The investigators sought to assess 25(OH) vitamin D (25[OH]D) status of patients with JIA and to determine whether 25(OH)D level is linked with disease activity and course of JIA. Patients ≤16 years with recently diagnosed JIA (defined as JIA of <12 months) were enrolled in the current study. Laboratory and clinical parameters were established quarterly during the first year of the study and semiannually thereafter.
Overall, a total of 954 patients were enrolled in the study, of whom 360 individuals with 2 blood samples obtained during the first 2 years after study inclusion and with 3 years of available follow-up were selected. Serum 25(OH)D levels were determined and compared with those of individuals from the general population, who were matched for gender, age, migration status, and month that the blood was drawn.
Nearly one-half of the patients evaluated had deficient 25(OH)D levels (<20 ng/mL) in the first serum sample drawn and approximately one-fourth had deficient 25(OH)D levels in both samples that were obtained. Disease activity (as measured by the clinical Juvenile Arthritis Disease Activity Score) was inversely correlated with mean 25(OH)D level (β = –0.21; 95% CI, –0.37 to –0.05; P =.001). Moreover, the risk for development of JIA-related uveitis was also inversely correlated with mean 25(OH)D level (hazard ratio, 0.95; 95% CI, 0.91-0.99; P =.022).

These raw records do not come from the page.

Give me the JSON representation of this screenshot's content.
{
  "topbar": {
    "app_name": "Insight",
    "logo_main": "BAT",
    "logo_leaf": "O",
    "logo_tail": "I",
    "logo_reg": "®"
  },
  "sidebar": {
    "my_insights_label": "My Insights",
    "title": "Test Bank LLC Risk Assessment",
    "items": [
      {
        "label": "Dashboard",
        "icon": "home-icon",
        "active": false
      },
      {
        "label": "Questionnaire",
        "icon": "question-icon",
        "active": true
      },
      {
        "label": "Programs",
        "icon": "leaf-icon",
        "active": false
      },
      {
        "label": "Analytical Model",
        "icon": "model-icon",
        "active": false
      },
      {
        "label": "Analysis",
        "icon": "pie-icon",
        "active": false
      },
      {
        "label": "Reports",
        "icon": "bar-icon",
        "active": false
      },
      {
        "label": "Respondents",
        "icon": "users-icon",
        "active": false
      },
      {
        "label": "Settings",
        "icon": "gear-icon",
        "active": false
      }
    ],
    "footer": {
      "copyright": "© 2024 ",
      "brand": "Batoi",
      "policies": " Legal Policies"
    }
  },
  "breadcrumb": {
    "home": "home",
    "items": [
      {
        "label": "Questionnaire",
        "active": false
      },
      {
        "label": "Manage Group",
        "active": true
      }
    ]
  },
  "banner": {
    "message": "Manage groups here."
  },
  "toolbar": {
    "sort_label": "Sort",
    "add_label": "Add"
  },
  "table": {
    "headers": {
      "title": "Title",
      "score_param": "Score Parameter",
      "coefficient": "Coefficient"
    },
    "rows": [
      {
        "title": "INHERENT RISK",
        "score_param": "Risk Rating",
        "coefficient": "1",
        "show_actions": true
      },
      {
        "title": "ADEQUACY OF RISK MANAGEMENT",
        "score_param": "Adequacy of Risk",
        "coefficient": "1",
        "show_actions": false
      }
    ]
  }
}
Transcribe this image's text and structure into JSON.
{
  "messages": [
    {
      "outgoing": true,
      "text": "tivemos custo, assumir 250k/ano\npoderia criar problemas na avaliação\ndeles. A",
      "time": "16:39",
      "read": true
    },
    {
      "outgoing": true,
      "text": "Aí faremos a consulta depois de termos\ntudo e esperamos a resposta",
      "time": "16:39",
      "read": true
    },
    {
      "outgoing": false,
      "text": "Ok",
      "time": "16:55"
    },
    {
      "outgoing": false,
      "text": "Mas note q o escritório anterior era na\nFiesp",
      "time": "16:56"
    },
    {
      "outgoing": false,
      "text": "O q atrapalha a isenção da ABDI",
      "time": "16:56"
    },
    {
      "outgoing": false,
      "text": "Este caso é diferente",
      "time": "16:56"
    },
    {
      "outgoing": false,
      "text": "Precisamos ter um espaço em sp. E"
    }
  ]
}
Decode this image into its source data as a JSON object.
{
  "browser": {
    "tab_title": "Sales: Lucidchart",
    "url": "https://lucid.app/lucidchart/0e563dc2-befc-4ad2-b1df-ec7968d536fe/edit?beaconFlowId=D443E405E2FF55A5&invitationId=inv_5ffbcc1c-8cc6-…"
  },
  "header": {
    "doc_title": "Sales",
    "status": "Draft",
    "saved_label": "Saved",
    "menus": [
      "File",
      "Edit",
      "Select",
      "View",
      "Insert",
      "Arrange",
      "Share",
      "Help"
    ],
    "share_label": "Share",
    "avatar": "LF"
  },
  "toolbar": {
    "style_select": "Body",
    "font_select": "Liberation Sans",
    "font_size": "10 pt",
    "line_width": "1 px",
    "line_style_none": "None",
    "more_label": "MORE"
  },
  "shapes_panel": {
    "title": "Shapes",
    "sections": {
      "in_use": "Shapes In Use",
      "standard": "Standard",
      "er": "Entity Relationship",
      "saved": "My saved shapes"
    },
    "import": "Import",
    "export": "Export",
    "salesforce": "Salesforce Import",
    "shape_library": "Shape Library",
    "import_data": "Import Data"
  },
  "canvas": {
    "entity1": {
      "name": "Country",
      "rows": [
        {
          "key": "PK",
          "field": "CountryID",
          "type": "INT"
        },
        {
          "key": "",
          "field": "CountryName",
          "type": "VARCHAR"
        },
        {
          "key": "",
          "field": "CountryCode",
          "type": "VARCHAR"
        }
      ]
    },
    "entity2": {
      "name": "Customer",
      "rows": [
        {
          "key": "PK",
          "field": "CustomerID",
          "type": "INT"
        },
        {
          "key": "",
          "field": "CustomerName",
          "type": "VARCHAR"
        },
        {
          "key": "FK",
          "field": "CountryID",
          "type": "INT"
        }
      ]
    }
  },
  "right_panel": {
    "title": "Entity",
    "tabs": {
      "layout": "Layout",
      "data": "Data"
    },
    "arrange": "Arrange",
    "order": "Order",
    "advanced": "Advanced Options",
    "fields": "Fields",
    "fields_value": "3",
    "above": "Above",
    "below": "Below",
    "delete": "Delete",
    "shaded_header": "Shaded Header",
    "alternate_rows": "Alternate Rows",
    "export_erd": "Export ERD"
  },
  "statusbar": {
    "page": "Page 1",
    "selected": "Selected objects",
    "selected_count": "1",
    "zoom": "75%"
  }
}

A major strength of this study is its prospective, controlled design, with standardized data ascertainment. Additional research is warranted to validate these results and to determine whether the improvement in 25(OH)D level is beneficial in patients with JIA. Although the prevalence of vitamin D deficiency among patients with JIA was lower than that among matched controls from the general population, 25(OH)D deficiency among this population is linked with higher disease activity and an increased risk for uveitis.
Sengler C, Zink J, Klotsche J, et al. Vitamin D deficiency is associated with higher disease activity and the risk for uveitis in juvenile idiopathic arthritis - data from a German inception cohort. Arthritis Res Ther. 2018;20(1):276.